:: Task details ::
Wherever "promotor" turns up in the entries, copy out the line that holds it.

---------------

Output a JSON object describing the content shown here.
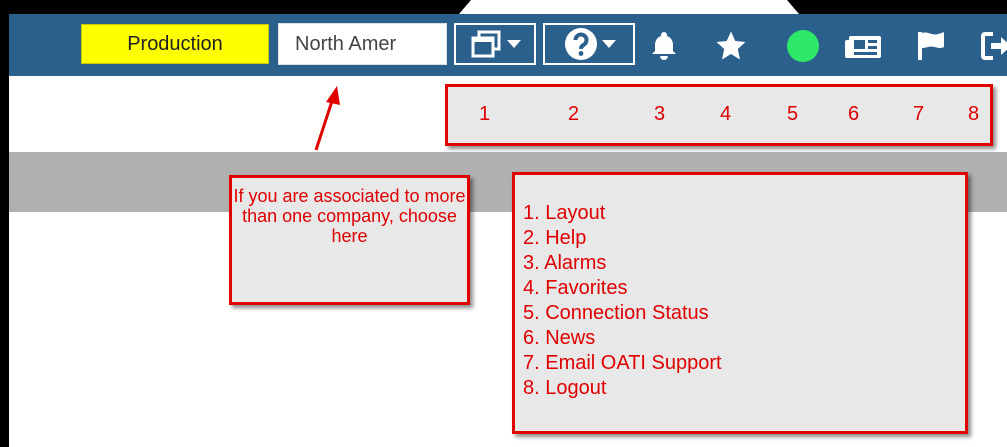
{
  "header": {
    "environment_label": "Production",
    "company_select_value": "North Amer",
    "icons": [
      "layout-icon",
      "help-icon",
      "bell-icon",
      "star-icon",
      "status-dot",
      "news-icon",
      "flag-icon",
      "logout-icon"
    ],
    "header_color": "#2b5f8c",
    "environment_color": "#ffff00",
    "status_color": "#2ee86a"
  },
  "annotation": {
    "numbers": [
      "1",
      "2",
      "3",
      "4",
      "5",
      "6",
      "7",
      "8"
    ],
    "company_note": "If you are associated to more than one company, choose here",
    "legend_items": [
      "1. Layout",
      "2. Help",
      "3. Alarms",
      "4. Favorites",
      "5. Connection Status",
      "6. News",
      "7. Email OATI Support",
      "8. Logout"
    ],
    "annotation_color": "#e00000"
  }
}
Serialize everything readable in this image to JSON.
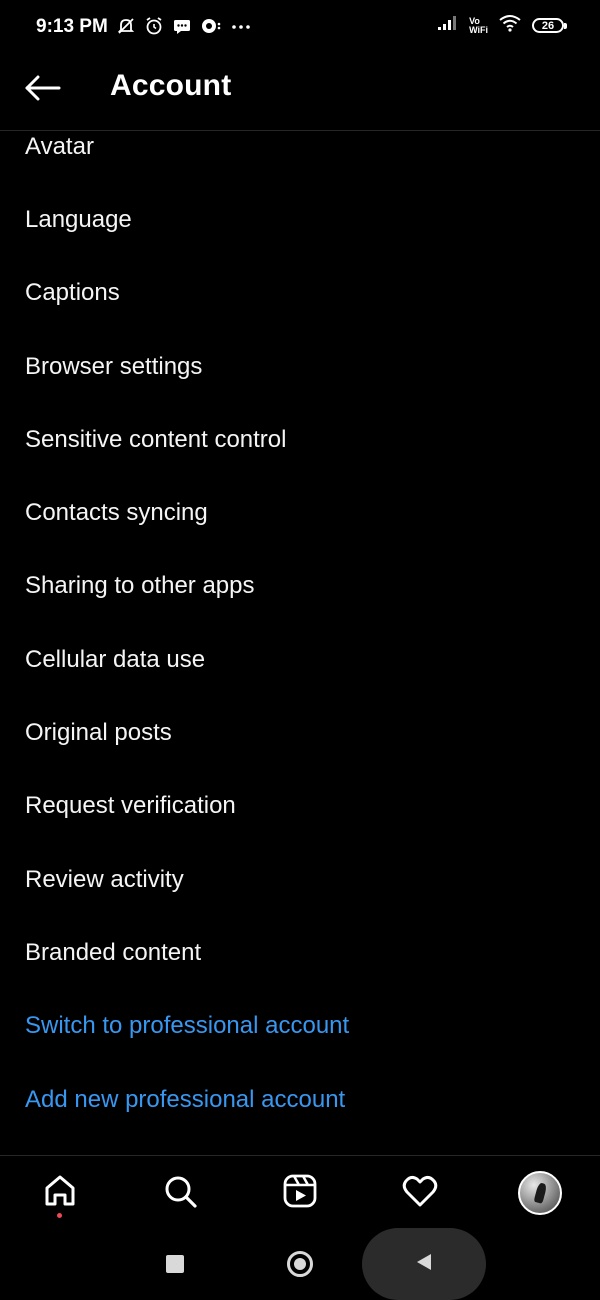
{
  "status_bar": {
    "time": "9:13 PM",
    "vo": "Vo",
    "wifi_label": "WiFi",
    "battery": "26",
    "icons": [
      "muted-bell-icon",
      "alarm-icon",
      "message-icon",
      "chat-bubble-icon",
      "more-dots-icon",
      "signal-icon",
      "vowifi-icon",
      "wifi-icon",
      "battery-icon"
    ]
  },
  "header": {
    "title": "Account",
    "back_icon": "arrow-left-icon"
  },
  "menu": {
    "items": [
      {
        "label": "Avatar"
      },
      {
        "label": "Language"
      },
      {
        "label": "Captions"
      },
      {
        "label": "Browser settings"
      },
      {
        "label": "Sensitive content control"
      },
      {
        "label": "Contacts syncing"
      },
      {
        "label": "Sharing to other apps"
      },
      {
        "label": "Cellular data use"
      },
      {
        "label": "Original posts"
      },
      {
        "label": "Request verification"
      },
      {
        "label": "Review activity"
      },
      {
        "label": "Branded content"
      },
      {
        "label": "Switch to professional account"
      },
      {
        "label": "Add new professional account"
      }
    ],
    "link_color": "#3897f0"
  },
  "bottom_nav": {
    "items": [
      "home-icon",
      "search-icon",
      "reels-icon",
      "heart-icon",
      "profile-avatar"
    ],
    "notification_dot_color": "#ed4956"
  },
  "system_nav": {
    "items": [
      "recent-apps-button",
      "home-button",
      "back-button"
    ]
  }
}
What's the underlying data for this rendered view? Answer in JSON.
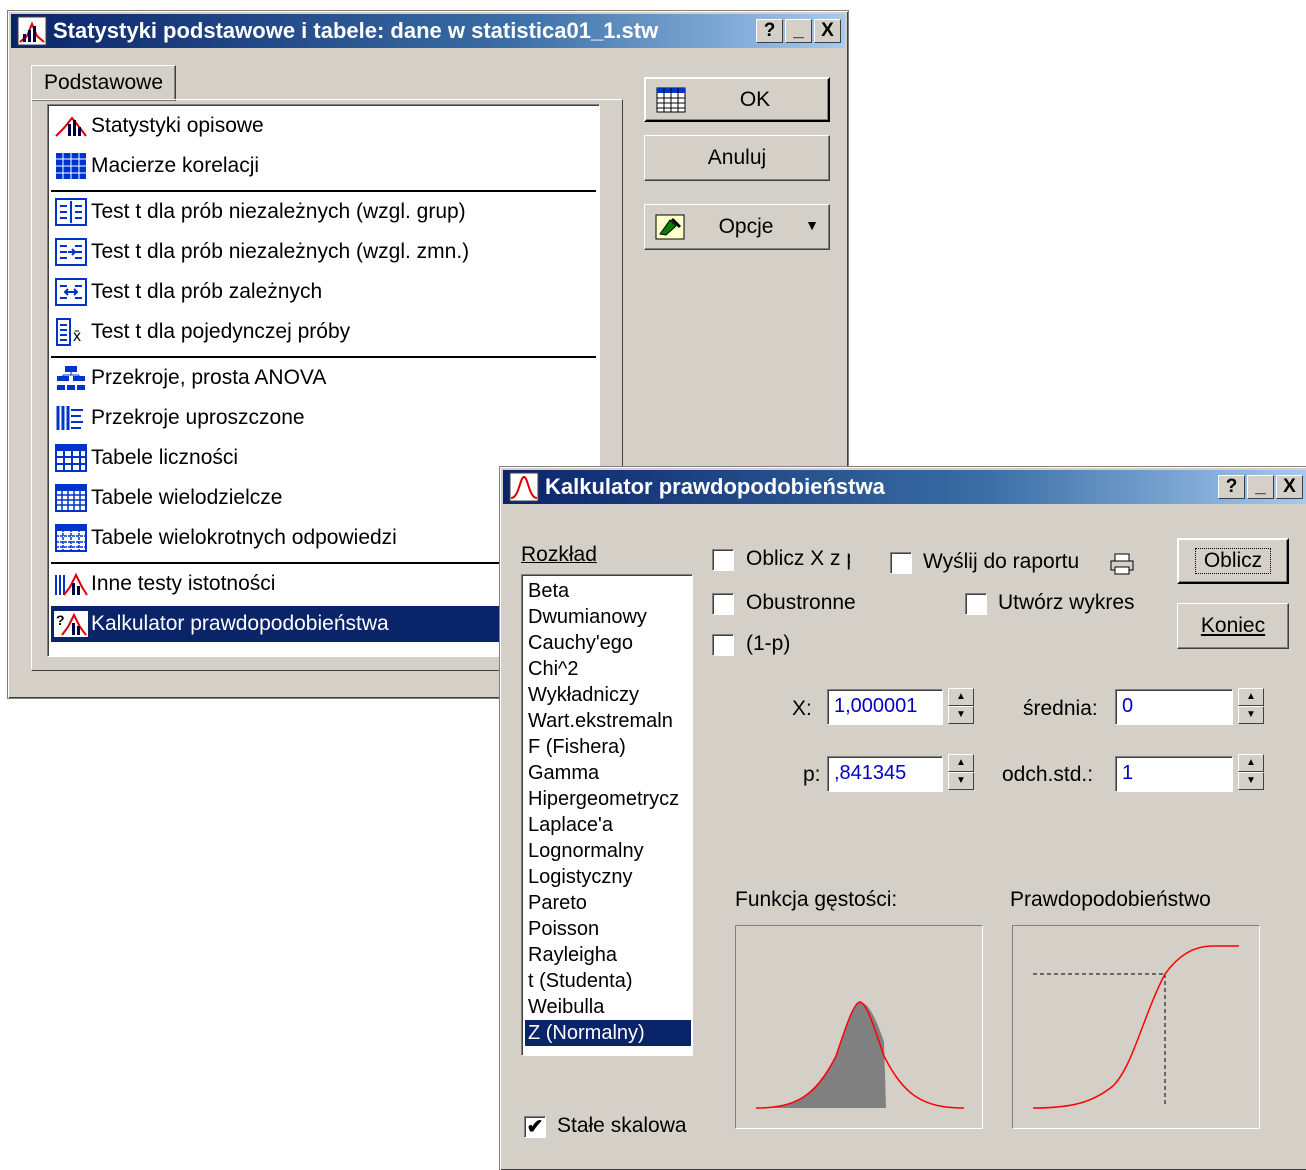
{
  "main_window": {
    "title": "Statystyki podstawowe i tabele: dane w statistica01_1.stw",
    "help_btn": "?",
    "min_btn": "_",
    "close_btn": "X",
    "tab_label": "Podstawowe",
    "ok_label": "OK",
    "cancel_label": "Anuluj",
    "options_label": "Opcje",
    "items": [
      {
        "label": "Statystyki opisowe",
        "icon": "descriptive-stats-icon"
      },
      {
        "label": "Macierze korelacji",
        "icon": "correlation-matrix-icon"
      },
      {
        "label": "Test t dla prób niezależnych (wzgl. grup)",
        "icon": "t-test-groups-icon"
      },
      {
        "label": "Test t dla prób niezależnych (wzgl. zmn.)",
        "icon": "t-test-variables-icon"
      },
      {
        "label": "Test t dla prób zależnych",
        "icon": "t-test-dependent-icon"
      },
      {
        "label": "Test t dla pojedynczej próby",
        "icon": "t-test-single-icon"
      },
      {
        "label": "Przekroje, prosta ANOVA",
        "icon": "anova-icon"
      },
      {
        "label": "Przekroje uproszczone",
        "icon": "breakdown-icon"
      },
      {
        "label": "Tabele liczności",
        "icon": "frequency-table-icon"
      },
      {
        "label": "Tabele wielodzielcze",
        "icon": "crosstab-icon"
      },
      {
        "label": "Tabele wielokrotnych odpowiedzi",
        "icon": "multiple-response-icon"
      },
      {
        "label": "Inne testy istotności",
        "icon": "other-tests-icon"
      },
      {
        "label": "Kalkulator prawdopodobieństwa",
        "icon": "probability-calculator-icon"
      }
    ]
  },
  "calc_window": {
    "title": "Kalkulator prawdopodobieństwa",
    "help_btn": "?",
    "min_btn": "_",
    "close_btn": "X",
    "distribution_label": "Rozkład",
    "distributions": [
      "Beta",
      "Dwumianowy",
      "Cauchy'ego",
      "Chi^2",
      "Wykładniczy",
      "Wart.ekstremaln",
      "F (Fishera)",
      "Gamma",
      "Hipergeometrycz",
      "Laplace'a",
      "Lognormalny",
      "Logistyczny",
      "Pareto",
      "Poisson",
      "Rayleigha",
      "t (Studenta)",
      "Weibulla",
      "Z (Normalny)"
    ],
    "selected_distribution": "Z (Normalny)",
    "chk_compute_x": "Oblicz X z p",
    "chk_send_report": "Wyślij do raportu",
    "chk_two_sided": "Obustronne",
    "chk_create_graph": "Utwórz wykres",
    "chk_one_minus_p": "(1-p)",
    "compute_btn": "Oblicz",
    "end_btn": "Koniec",
    "x_label": "X:",
    "x_value": "1,000001",
    "p_label": "p:",
    "p_value": ",841345",
    "mean_label": "średnia:",
    "mean_value": "0",
    "sd_label": "odch.std.:",
    "sd_value": "1",
    "density_title": "Funkcja gęstości:",
    "prob_title": "Prawdopodobieństwo",
    "fixed_scale_label": "Stałe skalowa",
    "fixed_scale_checked": "✔"
  },
  "colors": {
    "title_start": "#0a246a",
    "title_end": "#a6caf0",
    "selection": "#0a246a",
    "curve": "#ff0000",
    "value_text": "#0000cc"
  }
}
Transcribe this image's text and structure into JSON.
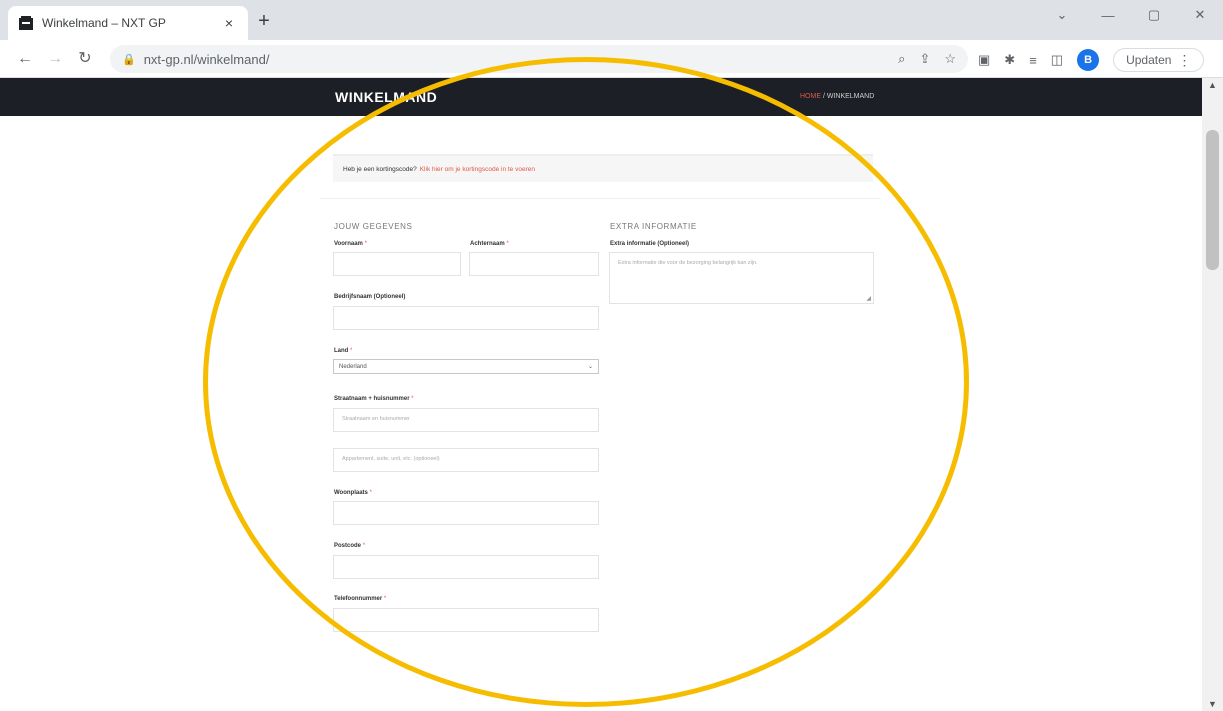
{
  "browser": {
    "tab_title": "Winkelmand – NXT GP",
    "tab_close": "×",
    "new_tab": "+",
    "url": "nxt-gp.nl/winkelmand/",
    "update_label": "Updaten",
    "profile_initial": "B",
    "win_minimize": "—",
    "win_restore": "▢",
    "win_close": "✕",
    "win_chevron": "⌄"
  },
  "header": {
    "site_title": "WINKELMAND",
    "breadcrumb_home": "HOME",
    "breadcrumb_sep": " / ",
    "breadcrumb_current": "WINKELMAND"
  },
  "coupon": {
    "question": "Heb je een kortingscode?",
    "link": "Klik hier om je kortingscode in te voeren"
  },
  "billing": {
    "title": "JOUW GEGEVENS",
    "first_name_label": "Voornaam",
    "last_name_label": "Achternaam",
    "company_label": "Bedrijfsnaam (Optioneel)",
    "country_label": "Land",
    "country_value": "Nederland",
    "street_label": "Straatnaam + huisnummer",
    "street_placeholder": "Straatnaam en huisnummer",
    "street2_placeholder": "Appartement, suite, unit, etc. (optioneel)",
    "city_label": "Woonplaats",
    "postcode_label": "Postcode",
    "phone_label": "Telefoonnummer",
    "required_mark": "*"
  },
  "extra": {
    "title": "EXTRA INFORMATIE",
    "notes_label": "Extra informatie (Optioneel)",
    "notes_placeholder": "Extra informatie die voor de bezorging belangrijk kan zijn."
  },
  "colors": {
    "header_bg": "#1c1f25",
    "accent": "#e0584a",
    "annotation": "#f6bd00"
  }
}
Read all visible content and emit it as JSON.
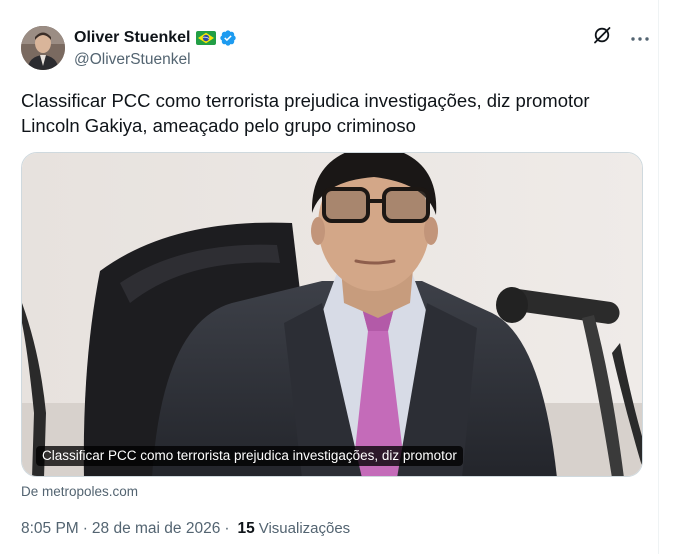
{
  "author": {
    "display_name": "Oliver Stuenkel",
    "handle": "@OliverStuenkel",
    "flag_icon": "brazil-flag-icon",
    "verified_icon": "verified-badge-icon",
    "verified_color": "#1d9bf0"
  },
  "actions": {
    "grok_icon": "grok-icon",
    "more_icon": "more-dots-icon"
  },
  "tweet": {
    "text": "Classificar PCC como terrorista prejudica investigações, diz promotor Lincoln Gakiya, ameaçado pelo grupo criminoso"
  },
  "card": {
    "caption": "Classificar PCC como terrorista prejudica investigações, diz promotor",
    "source": "De metropoles.com"
  },
  "meta": {
    "time": "8:05 PM",
    "separator": "·",
    "date": "28 de mai de 2026",
    "views_count": "15",
    "views_label": "Visualizações"
  },
  "colors": {
    "text": "#0f1419",
    "secondary": "#536471",
    "accent": "#1d9bf0"
  }
}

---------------

:: Output ::
    "text": "Classificar PCC como terrorista prejudica investigações, diz promotor Lincoln Gakiya, ameaçado pelo grupo criminoso"
    "caption": "Classificar PCC como terrorista prejudica investigações, diz promotor",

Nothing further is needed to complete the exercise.